(Stored records)

******

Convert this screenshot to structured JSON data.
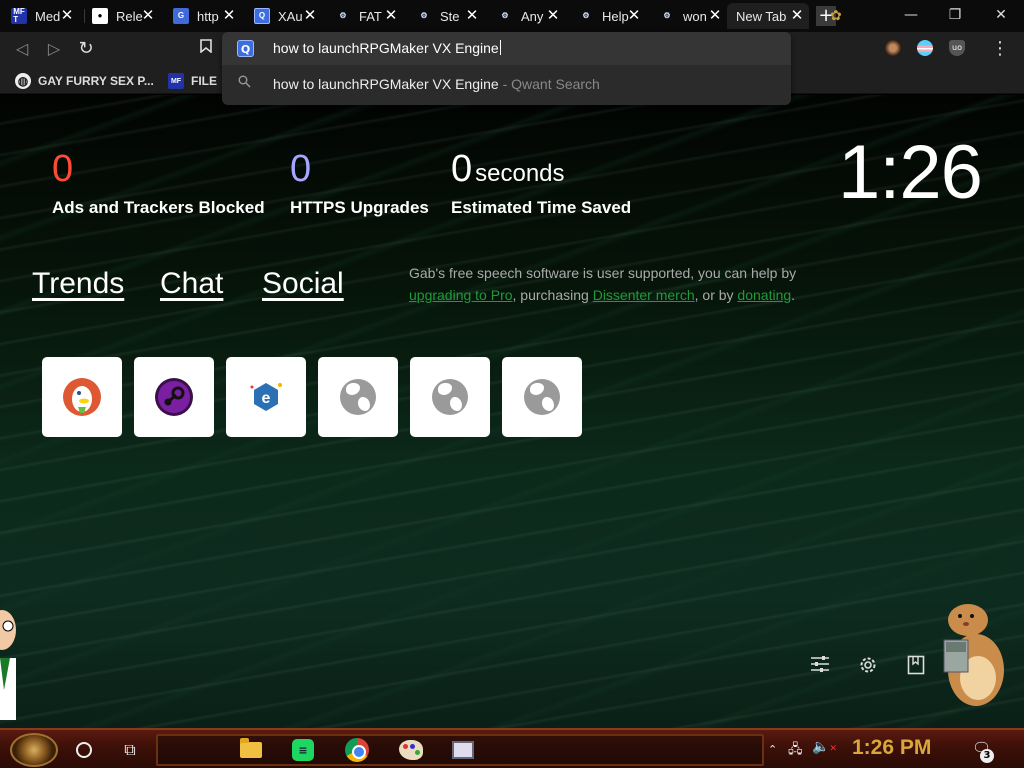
{
  "tabs": [
    {
      "title": "Med",
      "favicon": "mft-icon",
      "favicon_text": "MF T"
    },
    {
      "title": "Rele",
      "favicon": "github-icon",
      "favicon_text": "●"
    },
    {
      "title": "http",
      "favicon": "translate-icon",
      "favicon_text": "G"
    },
    {
      "title": "XAu",
      "favicon": "qwant-icon",
      "favicon_text": "Q"
    },
    {
      "title": "FAT",
      "favicon": "steam-icon",
      "favicon_text": "⚙"
    },
    {
      "title": "Ste",
      "favicon": "steam-icon",
      "favicon_text": "⚙"
    },
    {
      "title": "Any",
      "favicon": "steam-icon",
      "favicon_text": "⚙"
    },
    {
      "title": "Help",
      "favicon": "steam-icon",
      "favicon_text": "⚙"
    },
    {
      "title": "won",
      "favicon": "steam-icon",
      "favicon_text": "⚙"
    },
    {
      "title": "New Tab",
      "favicon": "",
      "favicon_text": ""
    }
  ],
  "tab_close_glyph": "✕",
  "new_tab_glyph": "+",
  "window_controls": {
    "minimize": "—",
    "restore": "❐",
    "close": "✕"
  },
  "toolbar": {
    "back": "◁",
    "forward": "▷",
    "reload": "↻",
    "bookmark": "🔖",
    "menu": "⋮"
  },
  "omnibox": {
    "engine_icon": "Q",
    "input_value": "how to launchRPGMaker VX Engine",
    "suggestion_icon": "⚲",
    "suggestion_query": "how to launchRPGMaker VX Engine",
    "suggestion_engine": " - Qwant Search"
  },
  "bookmarks": [
    {
      "label": "GAY FURRY SEX P...",
      "icon": "globe-icon",
      "glyph": "◍"
    },
    {
      "label": "FILE",
      "icon": "mft-icon",
      "glyph": "M"
    }
  ],
  "stats": {
    "ads_value": "0",
    "ads_label": "Ads and Trackers Blocked",
    "https_value": "0",
    "https_label": "HTTPS Upgrades",
    "time_value": "0",
    "time_unit": "seconds",
    "time_label": "Estimated Time Saved"
  },
  "clock": "1:26",
  "nav": {
    "trends": "Trends",
    "chat": "Chat",
    "social": "Social"
  },
  "gab": {
    "text1": "Gab's free speech software is user supported, you can help by ",
    "link_pro": "upgrading to Pro",
    "text2": ", purchasing ",
    "link_merch": "Dissenter merch",
    "text3": ", or by ",
    "link_donate": "donating",
    "text4": "."
  },
  "tiles": [
    {
      "name": "duckduckgo-tile",
      "icon": "duckduckgo-icon"
    },
    {
      "name": "steam-tile",
      "icon": "steam-icon"
    },
    {
      "name": "edge-tile",
      "icon": "edge-icon",
      "glyph": "e"
    },
    {
      "name": "site-tile-1",
      "icon": "globe-icon"
    },
    {
      "name": "site-tile-2",
      "icon": "globe-icon"
    },
    {
      "name": "site-tile-3",
      "icon": "globe-icon"
    }
  ],
  "ntp_controls": {
    "customize": "⚟",
    "settings": "⚙",
    "bookmarks": "▣"
  },
  "taskbar": {
    "clock": "1:26 PM",
    "notification_count": "3",
    "task_view_glyph": "⧉",
    "tray_arrow": "⌃",
    "network_glyph": "🖧",
    "volume_glyph": "🔈",
    "volume_mute": "✕",
    "notif_glyph": "🗨"
  }
}
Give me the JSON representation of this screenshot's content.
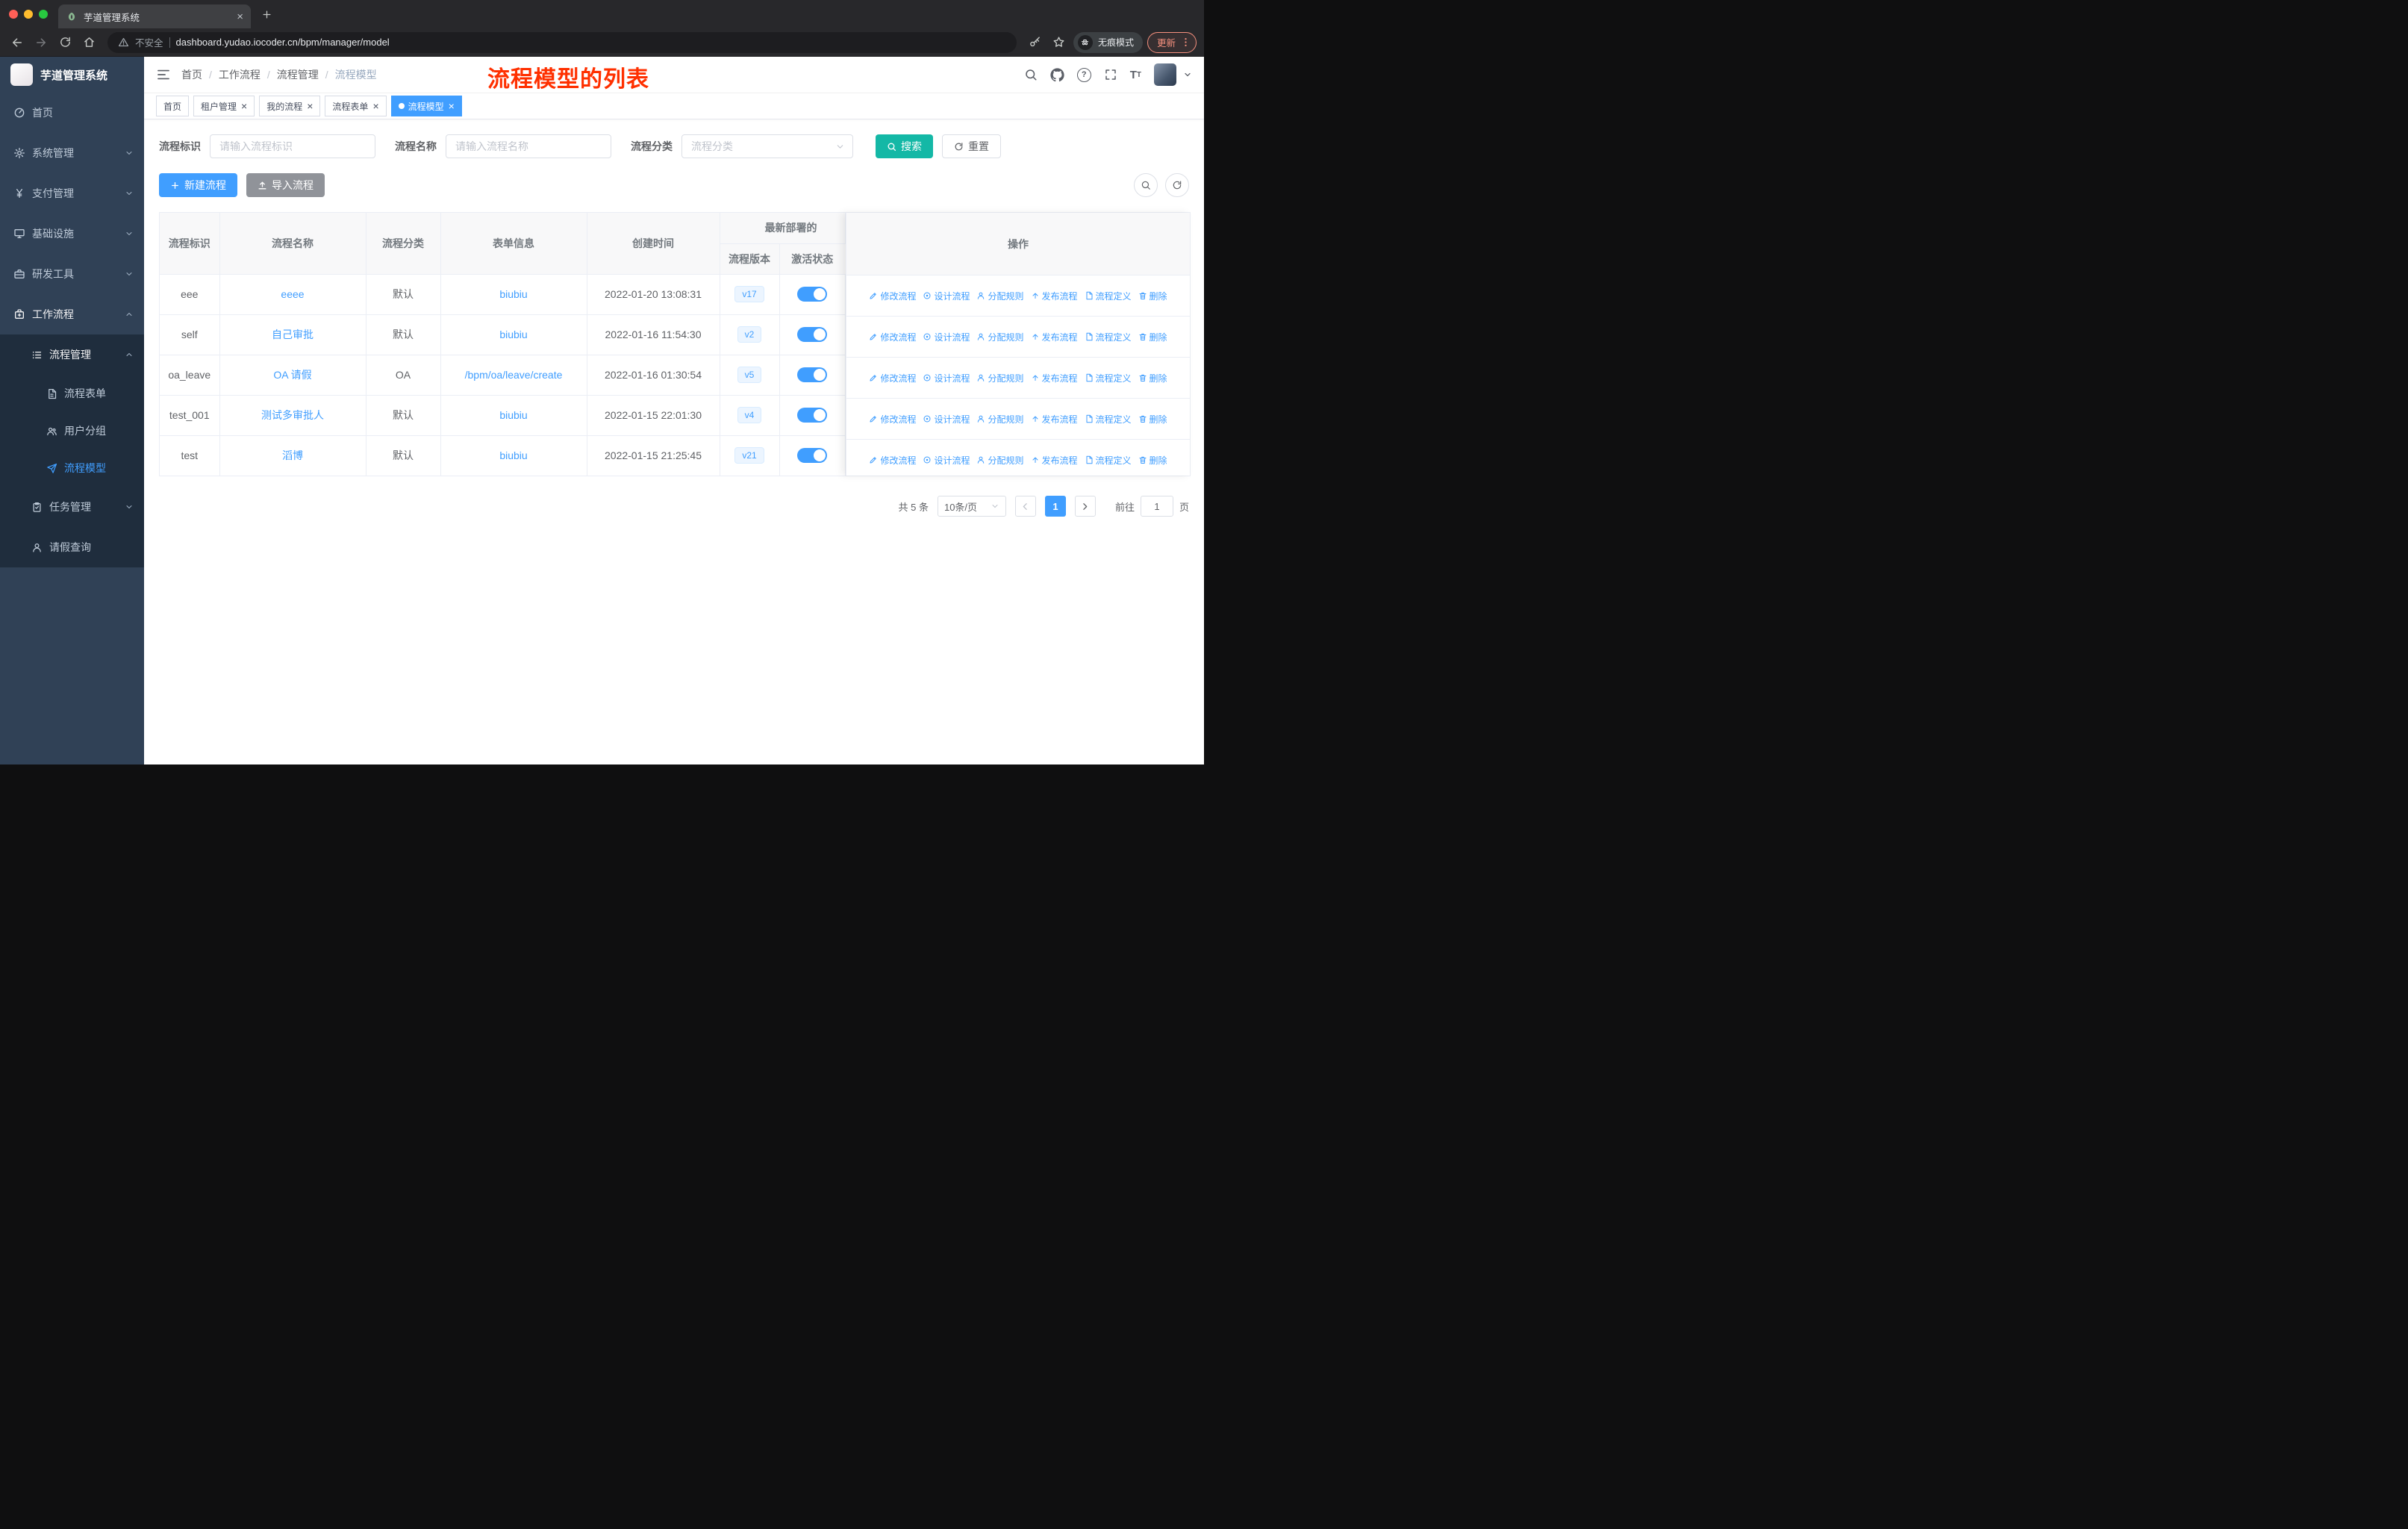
{
  "colors": {
    "accent": "#409eff",
    "search_button": "#14b8a6",
    "annotation": "#ff3000",
    "sidebar_bg": "#304156",
    "sidebar_submenu_bg": "#1f2d3d"
  },
  "browser": {
    "tab_title": "芋道管理系统",
    "security_label": "不安全",
    "url": "dashboard.yudao.iocoder.cn/bpm/manager/model",
    "incognito_label": "无痕模式",
    "update_label": "更新"
  },
  "sidebar": {
    "logo_title": "芋道管理系统",
    "items": [
      {
        "label": "首页",
        "icon": "dashboard-icon",
        "level": 1
      },
      {
        "label": "系统管理",
        "icon": "gear-icon",
        "level": 1,
        "chevron": "down"
      },
      {
        "label": "支付管理",
        "icon": "pay-icon",
        "level": 1,
        "chevron": "down"
      },
      {
        "label": "基础设施",
        "icon": "infra-icon",
        "level": 1,
        "chevron": "down"
      },
      {
        "label": "研发工具",
        "icon": "tools-icon",
        "level": 1,
        "chevron": "down"
      },
      {
        "label": "工作流程",
        "icon": "workflow-icon",
        "level": 1,
        "chevron": "up",
        "open": true
      },
      {
        "label": "流程管理",
        "icon": "process-manage-icon",
        "level": 2,
        "chevron": "up",
        "open": true
      },
      {
        "label": "流程表单",
        "icon": "form-icon",
        "level": 3
      },
      {
        "label": "用户分组",
        "icon": "user-group-icon",
        "level": 3
      },
      {
        "label": "流程模型",
        "icon": "paper-plane-icon",
        "level": 3,
        "active": true
      },
      {
        "label": "任务管理",
        "icon": "task-icon",
        "level": 2,
        "chevron": "down"
      },
      {
        "label": "请假查询",
        "icon": "user-icon",
        "level": 2
      }
    ]
  },
  "header": {
    "breadcrumb": [
      "首页",
      "工作流程",
      "流程管理",
      "流程模型"
    ],
    "annotation": "流程模型的列表"
  },
  "tags": [
    {
      "label": "首页",
      "closable": false,
      "active": false
    },
    {
      "label": "租户管理",
      "closable": true,
      "active": false
    },
    {
      "label": "我的流程",
      "closable": true,
      "active": false
    },
    {
      "label": "流程表单",
      "closable": true,
      "active": false
    },
    {
      "label": "流程模型",
      "closable": true,
      "active": true
    }
  ],
  "filters": {
    "field1_label": "流程标识",
    "field1_placeholder": "请输入流程标识",
    "field2_label": "流程名称",
    "field2_placeholder": "请输入流程名称",
    "field3_label": "流程分类",
    "field3_placeholder": "流程分类",
    "search_label": "搜索",
    "reset_label": "重置"
  },
  "toolbar": {
    "create_label": "新建流程",
    "import_label": "导入流程"
  },
  "table": {
    "headers": {
      "id": "流程标识",
      "name": "流程名称",
      "category": "流程分类",
      "form": "表单信息",
      "created": "创建时间",
      "deploy_group": "最新部署的",
      "version": "流程版本",
      "active": "激活状态",
      "actions": "操作"
    },
    "rows": [
      {
        "id": "eee",
        "name": "eeee",
        "category": "默认",
        "form": "biubiu",
        "created": "2022-01-20 13:08:31",
        "version": "v17",
        "active": true
      },
      {
        "id": "self",
        "name": "自己审批",
        "category": "默认",
        "form": "biubiu",
        "created": "2022-01-16 11:54:30",
        "version": "v2",
        "active": true
      },
      {
        "id": "oa_leave",
        "name": "OA 请假",
        "category": "OA",
        "form": "/bpm/oa/leave/create",
        "created": "2022-01-16 01:30:54",
        "version": "v5",
        "active": true
      },
      {
        "id": "test_001",
        "name": "测试多审批人",
        "category": "默认",
        "form": "biubiu",
        "created": "2022-01-15 22:01:30",
        "version": "v4",
        "active": true
      },
      {
        "id": "test",
        "name": "滔博",
        "category": "默认",
        "form": "biubiu",
        "created": "2022-01-15 21:25:45",
        "version": "v21",
        "active": true
      }
    ],
    "actions": [
      {
        "label": "修改流程",
        "icon": "edit-icon"
      },
      {
        "label": "设计流程",
        "icon": "design-icon"
      },
      {
        "label": "分配规则",
        "icon": "assign-icon"
      },
      {
        "label": "发布流程",
        "icon": "publish-icon"
      },
      {
        "label": "流程定义",
        "icon": "definition-icon"
      },
      {
        "label": "删除",
        "icon": "delete-icon"
      }
    ]
  },
  "pagination": {
    "total": "共 5 条",
    "page_size": "10条/页",
    "current_page": "1",
    "goto_label": "前往",
    "goto_value": "1",
    "page_unit": "页"
  }
}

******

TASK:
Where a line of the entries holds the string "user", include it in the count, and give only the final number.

ANSWER SPACE:
3